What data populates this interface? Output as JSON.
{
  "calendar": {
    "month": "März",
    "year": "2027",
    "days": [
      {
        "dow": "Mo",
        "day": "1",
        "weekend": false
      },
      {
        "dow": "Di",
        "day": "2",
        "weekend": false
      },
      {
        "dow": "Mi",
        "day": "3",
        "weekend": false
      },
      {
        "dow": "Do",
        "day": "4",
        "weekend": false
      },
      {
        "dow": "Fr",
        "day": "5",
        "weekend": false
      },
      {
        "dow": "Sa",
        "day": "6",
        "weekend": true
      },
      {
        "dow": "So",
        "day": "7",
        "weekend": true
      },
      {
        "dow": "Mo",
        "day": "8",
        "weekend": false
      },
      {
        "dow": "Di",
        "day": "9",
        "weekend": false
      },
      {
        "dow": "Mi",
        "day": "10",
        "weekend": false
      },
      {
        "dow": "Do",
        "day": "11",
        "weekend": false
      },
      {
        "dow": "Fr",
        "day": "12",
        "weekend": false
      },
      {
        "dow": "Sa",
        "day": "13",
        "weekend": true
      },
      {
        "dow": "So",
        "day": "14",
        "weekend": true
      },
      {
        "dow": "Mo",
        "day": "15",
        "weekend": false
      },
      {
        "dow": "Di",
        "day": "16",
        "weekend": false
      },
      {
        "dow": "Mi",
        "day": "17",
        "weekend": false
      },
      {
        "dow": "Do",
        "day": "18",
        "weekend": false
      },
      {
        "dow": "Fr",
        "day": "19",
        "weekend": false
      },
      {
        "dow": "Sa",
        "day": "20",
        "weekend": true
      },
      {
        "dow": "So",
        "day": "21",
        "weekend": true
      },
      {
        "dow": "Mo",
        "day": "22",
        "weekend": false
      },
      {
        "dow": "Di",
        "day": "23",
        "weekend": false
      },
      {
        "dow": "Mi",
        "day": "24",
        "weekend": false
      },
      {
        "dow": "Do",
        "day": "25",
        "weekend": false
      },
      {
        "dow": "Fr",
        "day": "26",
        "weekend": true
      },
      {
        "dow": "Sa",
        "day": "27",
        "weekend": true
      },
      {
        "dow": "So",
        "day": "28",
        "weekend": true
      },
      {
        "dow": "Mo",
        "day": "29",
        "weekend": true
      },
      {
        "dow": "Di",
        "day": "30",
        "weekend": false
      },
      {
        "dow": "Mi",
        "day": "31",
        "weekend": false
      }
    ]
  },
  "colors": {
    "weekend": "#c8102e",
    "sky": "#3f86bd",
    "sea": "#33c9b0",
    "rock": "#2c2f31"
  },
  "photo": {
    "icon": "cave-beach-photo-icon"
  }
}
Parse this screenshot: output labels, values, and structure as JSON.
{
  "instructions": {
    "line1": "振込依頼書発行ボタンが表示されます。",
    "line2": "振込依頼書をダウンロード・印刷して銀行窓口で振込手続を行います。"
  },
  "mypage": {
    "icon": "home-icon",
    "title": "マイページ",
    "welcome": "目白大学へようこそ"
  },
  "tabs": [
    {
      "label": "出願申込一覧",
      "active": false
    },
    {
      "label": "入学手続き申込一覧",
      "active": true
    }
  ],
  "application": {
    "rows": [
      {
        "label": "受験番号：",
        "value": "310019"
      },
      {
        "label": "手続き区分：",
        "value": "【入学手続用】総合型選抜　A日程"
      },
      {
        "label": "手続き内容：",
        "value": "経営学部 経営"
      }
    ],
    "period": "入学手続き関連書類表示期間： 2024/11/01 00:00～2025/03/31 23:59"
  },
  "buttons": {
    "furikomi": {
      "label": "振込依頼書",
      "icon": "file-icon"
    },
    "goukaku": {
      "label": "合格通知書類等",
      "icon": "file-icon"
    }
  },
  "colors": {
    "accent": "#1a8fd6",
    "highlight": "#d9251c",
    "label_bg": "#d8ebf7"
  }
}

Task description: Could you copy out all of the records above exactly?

Exercise output:
What data populates this interface? Output as JSON.
{
  "calendar": {
    "month": "März",
    "year": "2027",
    "days": [
      {
        "dow": "Mo",
        "day": "1",
        "weekend": false
      },
      {
        "dow": "Di",
        "day": "2",
        "weekend": false
      },
      {
        "dow": "Mi",
        "day": "3",
        "weekend": false
      },
      {
        "dow": "Do",
        "day": "4",
        "weekend": false
      },
      {
        "dow": "Fr",
        "day": "5",
        "weekend": false
      },
      {
        "dow": "Sa",
        "day": "6",
        "weekend": true
      },
      {
        "dow": "So",
        "day": "7",
        "weekend": true
      },
      {
        "dow": "Mo",
        "day": "8",
        "weekend": false
      },
      {
        "dow": "Di",
        "day": "9",
        "weekend": false
      },
      {
        "dow": "Mi",
        "day": "10",
        "weekend": false
      },
      {
        "dow": "Do",
        "day": "11",
        "weekend": false
      },
      {
        "dow": "Fr",
        "day": "12",
        "weekend": false
      },
      {
        "dow": "Sa",
        "day": "13",
        "weekend": true
      },
      {
        "dow": "So",
        "day": "14",
        "weekend": true
      },
      {
        "dow": "Mo",
        "day": "15",
        "weekend": false
      },
      {
        "dow": "Di",
        "day": "16",
        "weekend": false
      },
      {
        "dow": "Mi",
        "day": "17",
        "weekend": false
      },
      {
        "dow": "Do",
        "day": "18",
        "weekend": false
      },
      {
        "dow": "Fr",
        "day": "19",
        "weekend": false
      },
      {
        "dow": "Sa",
        "day": "20",
        "weekend": true
      },
      {
        "dow": "So",
        "day": "21",
        "weekend": true
      },
      {
        "dow": "Mo",
        "day": "22",
        "weekend": false
      },
      {
        "dow": "Di",
        "day": "23",
        "weekend": false
      },
      {
        "dow": "Mi",
        "day": "24",
        "weekend": false
      },
      {
        "dow": "Do",
        "day": "25",
        "weekend": false
      },
      {
        "dow": "Fr",
        "day": "26",
        "weekend": true
      },
      {
        "dow": "Sa",
        "day": "27",
        "weekend": true
      },
      {
        "dow": "So",
        "day": "28",
        "weekend": true
      },
      {
        "dow": "Mo",
        "day": "29",
        "weekend": true
      },
      {
        "dow": "Di",
        "day": "30",
        "weekend": false
      },
      {
        "dow": "Mi",
        "day": "31",
        "weekend": false
      }
    ]
  },
  "colors": {
    "weekend": "#c8102e",
    "sky": "#3f86bd",
    "sea": "#33c9b0",
    "rock": "#2c2f31"
  },
  "photo": {
    "icon": "cave-beach-photo-icon"
  }
}
Parse this screenshot: output labels, values, and structure as JSON.
{
  "instructions": {
    "line1": "振込依頼書発行ボタンが表示されます。",
    "line2": "振込依頼書をダウンロード・印刷して銀行窓口で振込手続を行います。"
  },
  "mypage": {
    "icon": "home-icon",
    "title": "マイページ",
    "welcome": "目白大学へようこそ"
  },
  "tabs": [
    {
      "label": "出願申込一覧",
      "active": false
    },
    {
      "label": "入学手続き申込一覧",
      "active": true
    }
  ],
  "application": {
    "rows": [
      {
        "label": "受験番号：",
        "value": "310019"
      },
      {
        "label": "手続き区分：",
        "value": "【入学手続用】総合型選抜　A日程"
      },
      {
        "label": "手続き内容：",
        "value": "経営学部 経営"
      }
    ],
    "period": "入学手続き関連書類表示期間： 2024/11/01 00:00～2025/03/31 23:59"
  },
  "buttons": {
    "furikomi": {
      "label": "振込依頼書",
      "icon": "file-icon"
    },
    "goukaku": {
      "label": "合格通知書類等",
      "icon": "file-icon"
    }
  },
  "colors": {
    "accent": "#1a8fd6",
    "highlight": "#d9251c",
    "label_bg": "#d8ebf7"
  }
}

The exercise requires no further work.